This morning many of us started texting each other, Happy Easter!, and as I responded, I added a series of emojis to add appropriate good humor to the day’s festivity. As I looked closely at the emojis I had to laugh at how conflicting it all was to the serious message that Easter had been to me as a kid having been raised as a Catholic in the 60’s. (I will add that I am a recovering Catholic – no offense to any devout practicing Catholics out there!). Bunnies, baby chicks, colored eggs, Easter baskets??!! Where did all of this come from when I was taught Easter had to do with Christ rising from the dead 2 days after his crucifixion on Good Friday. What gives?
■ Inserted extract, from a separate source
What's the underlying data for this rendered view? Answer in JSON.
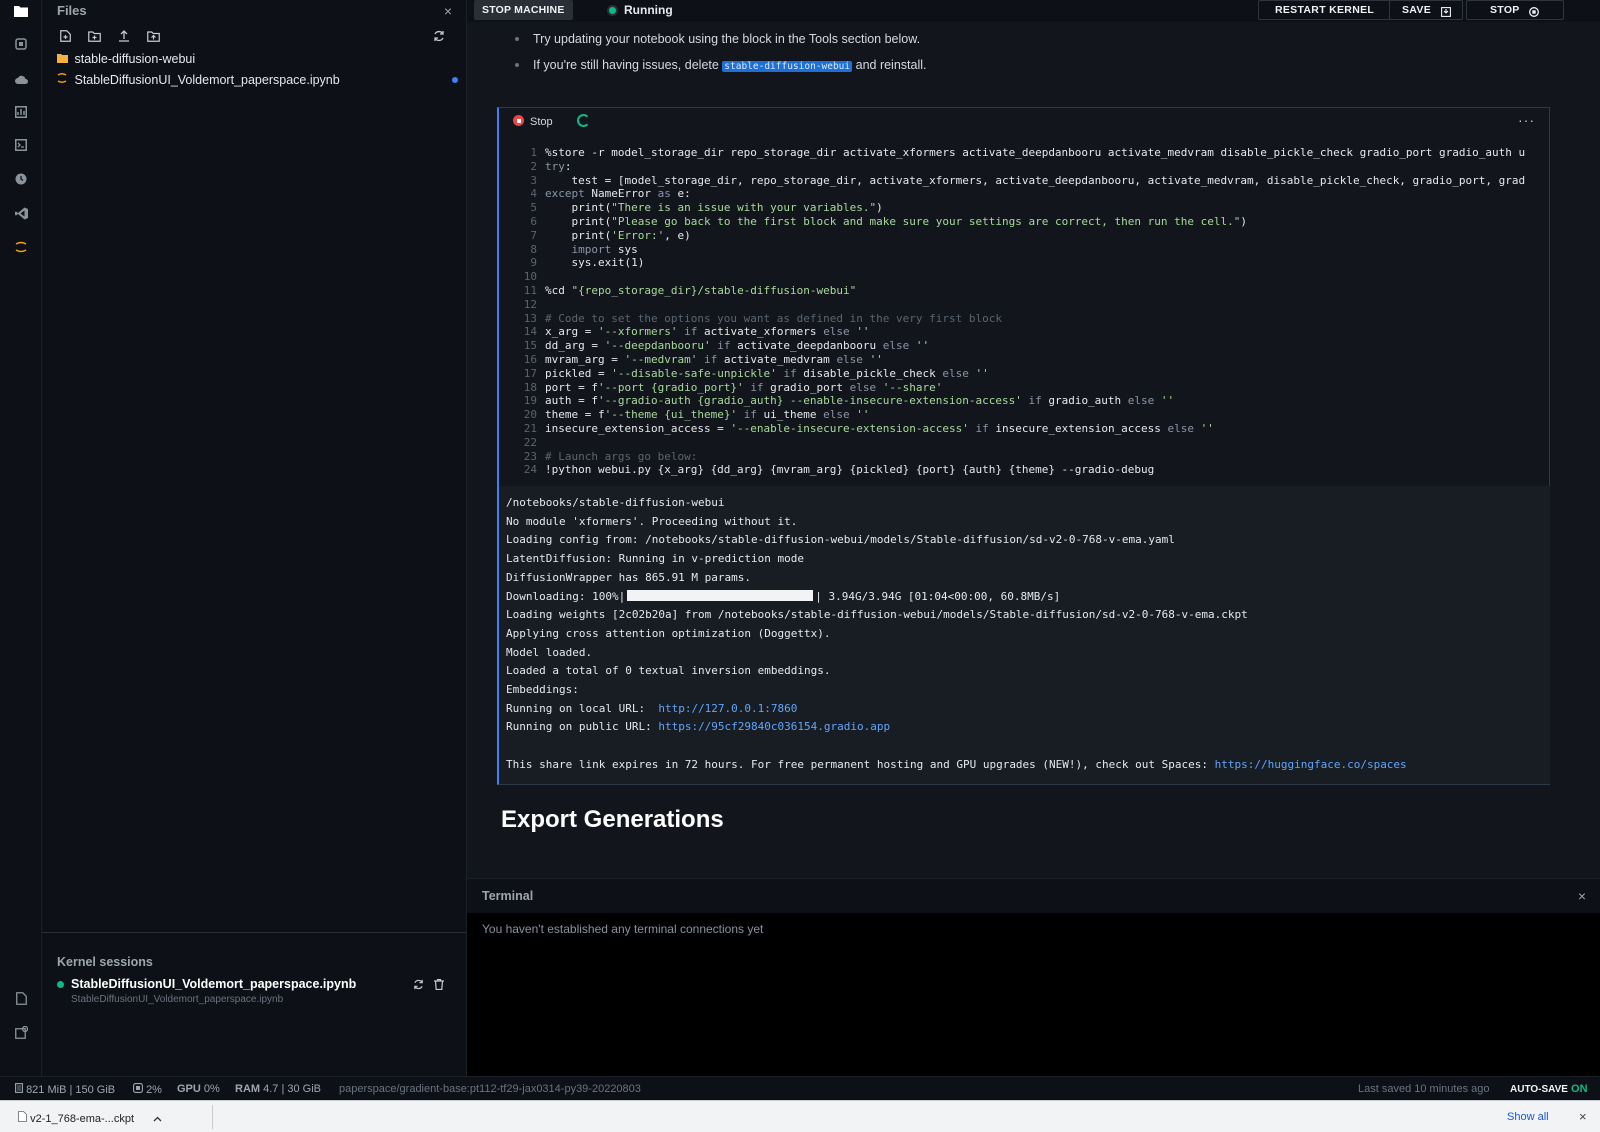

I had read a little bit about it before, but I had to look this up again to understand why I was texting images of baby chicks peeping their teeny little yellow heads out of half-cracked eggs, and adorable fluffy bunnies delivering chocolate eggs wrapped in elaborate colorfully designed foil (mixed in with glasses of wine, whiskey and beer to toast this lovely albeit confusing holiday). These are some of the things I found:
“The word Easter might have derived from a springtime Anglo-Saxon fertility goddess called Eastre whose symbolism included the hare, the moon, and eggs. Easter is steeped in the symbolism of cycle of the sun, which rises in the East, and which in spring ushers the natural world to life. In the Northern Hemisphere, the spring equinox occurs on the 21st of March when the length of the day increases until it is equal to the length of the night. The sun, growing in power, finally overtakes darkness, and this solar rebirth is celebrated in most ancient pagan religions, where agricultural life depended on the growth of spring. The other symbol of ancient solar superstition was the moon; and even today, Christians still celebrate their version of Easter on the first Sunday on or after the first Full Moon after the March equinox, tying Easter to its historical pagan roots. The images of Easter include two of the most ancient and universal symbols of birth, nature, fertility, life, and rebirth: the egg and the rabbit.
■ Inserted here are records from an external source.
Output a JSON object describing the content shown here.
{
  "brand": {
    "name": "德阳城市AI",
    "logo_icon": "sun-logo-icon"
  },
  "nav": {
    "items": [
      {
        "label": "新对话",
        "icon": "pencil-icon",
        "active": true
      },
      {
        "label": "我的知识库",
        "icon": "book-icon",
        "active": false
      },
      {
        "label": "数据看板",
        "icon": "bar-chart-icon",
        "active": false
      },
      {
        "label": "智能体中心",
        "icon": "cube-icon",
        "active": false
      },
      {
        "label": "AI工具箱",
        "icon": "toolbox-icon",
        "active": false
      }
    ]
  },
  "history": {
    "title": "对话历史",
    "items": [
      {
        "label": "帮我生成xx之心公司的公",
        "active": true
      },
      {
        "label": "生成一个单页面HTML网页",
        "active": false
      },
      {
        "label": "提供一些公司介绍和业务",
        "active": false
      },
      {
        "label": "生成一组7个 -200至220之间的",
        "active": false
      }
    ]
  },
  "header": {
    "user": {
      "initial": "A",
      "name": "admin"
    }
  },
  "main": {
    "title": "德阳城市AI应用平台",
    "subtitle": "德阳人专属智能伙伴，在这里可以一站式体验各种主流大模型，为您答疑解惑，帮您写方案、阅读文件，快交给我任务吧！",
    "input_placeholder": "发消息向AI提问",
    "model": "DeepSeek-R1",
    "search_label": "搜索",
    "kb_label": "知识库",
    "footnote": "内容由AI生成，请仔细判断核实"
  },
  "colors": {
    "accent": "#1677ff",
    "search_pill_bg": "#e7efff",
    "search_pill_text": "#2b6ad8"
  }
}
The beloved chocolate egg has now come to be the ubiquitous and central image of Easter and the Easter holidays. It has been given cosmic significance, representing the birth and rebirth of many gods and powerful spiritual beings, on account of its link to life and fertility. The Easter Bunny can often be seen delivering (and hiding) them, reminding us that Easter is a pagan, sun-worshipping festival.”
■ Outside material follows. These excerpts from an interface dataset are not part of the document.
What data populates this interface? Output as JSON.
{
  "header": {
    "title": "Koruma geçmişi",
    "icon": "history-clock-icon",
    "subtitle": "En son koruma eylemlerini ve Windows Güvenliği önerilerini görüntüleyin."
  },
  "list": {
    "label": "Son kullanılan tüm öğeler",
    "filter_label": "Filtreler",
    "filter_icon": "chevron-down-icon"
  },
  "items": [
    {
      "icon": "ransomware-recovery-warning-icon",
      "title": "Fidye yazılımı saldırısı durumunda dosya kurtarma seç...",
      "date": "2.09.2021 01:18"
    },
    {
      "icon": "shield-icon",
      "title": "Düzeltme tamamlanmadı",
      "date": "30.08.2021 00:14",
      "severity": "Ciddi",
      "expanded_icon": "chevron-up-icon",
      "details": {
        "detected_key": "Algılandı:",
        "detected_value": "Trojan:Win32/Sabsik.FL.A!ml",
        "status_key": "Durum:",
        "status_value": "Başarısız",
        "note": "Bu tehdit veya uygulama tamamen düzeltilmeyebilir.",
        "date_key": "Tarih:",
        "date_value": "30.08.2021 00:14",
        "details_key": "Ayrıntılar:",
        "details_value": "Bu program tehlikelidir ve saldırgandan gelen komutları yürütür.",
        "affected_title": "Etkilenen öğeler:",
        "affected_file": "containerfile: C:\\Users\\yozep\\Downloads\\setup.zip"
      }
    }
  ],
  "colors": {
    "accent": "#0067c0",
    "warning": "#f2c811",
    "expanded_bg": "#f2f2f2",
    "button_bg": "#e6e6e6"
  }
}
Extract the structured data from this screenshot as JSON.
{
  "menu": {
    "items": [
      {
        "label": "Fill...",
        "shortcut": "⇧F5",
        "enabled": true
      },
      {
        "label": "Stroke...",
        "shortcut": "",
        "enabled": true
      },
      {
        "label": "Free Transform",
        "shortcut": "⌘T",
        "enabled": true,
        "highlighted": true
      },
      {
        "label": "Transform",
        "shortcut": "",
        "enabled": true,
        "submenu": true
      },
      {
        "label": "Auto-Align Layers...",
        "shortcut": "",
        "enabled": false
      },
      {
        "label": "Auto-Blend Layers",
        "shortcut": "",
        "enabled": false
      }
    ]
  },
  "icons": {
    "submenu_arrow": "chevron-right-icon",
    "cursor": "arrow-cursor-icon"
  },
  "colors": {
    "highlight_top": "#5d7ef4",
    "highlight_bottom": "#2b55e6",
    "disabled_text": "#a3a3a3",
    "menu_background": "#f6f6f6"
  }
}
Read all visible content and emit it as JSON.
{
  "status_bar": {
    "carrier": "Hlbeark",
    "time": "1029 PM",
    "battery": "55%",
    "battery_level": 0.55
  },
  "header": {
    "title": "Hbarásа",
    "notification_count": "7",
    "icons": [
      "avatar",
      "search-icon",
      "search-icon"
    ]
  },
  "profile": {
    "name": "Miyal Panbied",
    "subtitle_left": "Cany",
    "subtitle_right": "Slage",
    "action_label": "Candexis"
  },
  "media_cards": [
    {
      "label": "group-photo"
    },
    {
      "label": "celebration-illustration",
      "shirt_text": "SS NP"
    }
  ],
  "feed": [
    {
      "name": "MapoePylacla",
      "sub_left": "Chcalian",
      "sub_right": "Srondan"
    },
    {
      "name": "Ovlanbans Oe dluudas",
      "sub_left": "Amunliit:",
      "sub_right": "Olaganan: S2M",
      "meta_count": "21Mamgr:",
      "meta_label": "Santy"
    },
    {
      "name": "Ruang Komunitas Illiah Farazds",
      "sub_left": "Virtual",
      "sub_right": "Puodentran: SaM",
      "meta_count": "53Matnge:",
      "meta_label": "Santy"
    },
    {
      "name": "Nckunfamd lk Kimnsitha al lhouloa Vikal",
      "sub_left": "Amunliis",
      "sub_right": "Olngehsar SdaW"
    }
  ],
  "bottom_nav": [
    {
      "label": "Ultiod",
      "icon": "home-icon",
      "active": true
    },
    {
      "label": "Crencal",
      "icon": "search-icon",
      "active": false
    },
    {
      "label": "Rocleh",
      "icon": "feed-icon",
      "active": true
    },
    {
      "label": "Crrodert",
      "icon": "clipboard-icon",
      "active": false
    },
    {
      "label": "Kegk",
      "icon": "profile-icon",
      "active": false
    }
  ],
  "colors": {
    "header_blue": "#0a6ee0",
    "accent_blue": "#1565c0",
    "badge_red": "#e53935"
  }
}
All I can say is that it is symbolic of spring, new life, new beginnings and the promise of things to come after a winter hibernation, literally and figuratively. Every year I make some decisions to adjust certain things in my life that aren’t working or focus more on things that are. Perhaps I start something I’ve always wanted to do or purge items no longer of any use. I use the time over the winter to ponder the ideas, test, poke and prod them, eventually choosing “a” path to take. I don’t want to over-think which direction, just choose a direction. If winter is the choosing, then spring is the starting gun…Go! Move forward – at least I have chosen a direction and am going. The joy is in the journey, not the destination.
One of the biggest things to have changed my perspective is to see things through my grandson Joseph’s eyes. What a gift to see life through eyes that witness everything they see as wonderous and exciting! That is a reminder of new life and springtime that I am ever grateful for and what I will toast to this Easter. Oh… and he is the CUTEST little guy on the planet, so that ties in with the little bunnies and the peeps and stuff. ??
Happy Easter, everyone!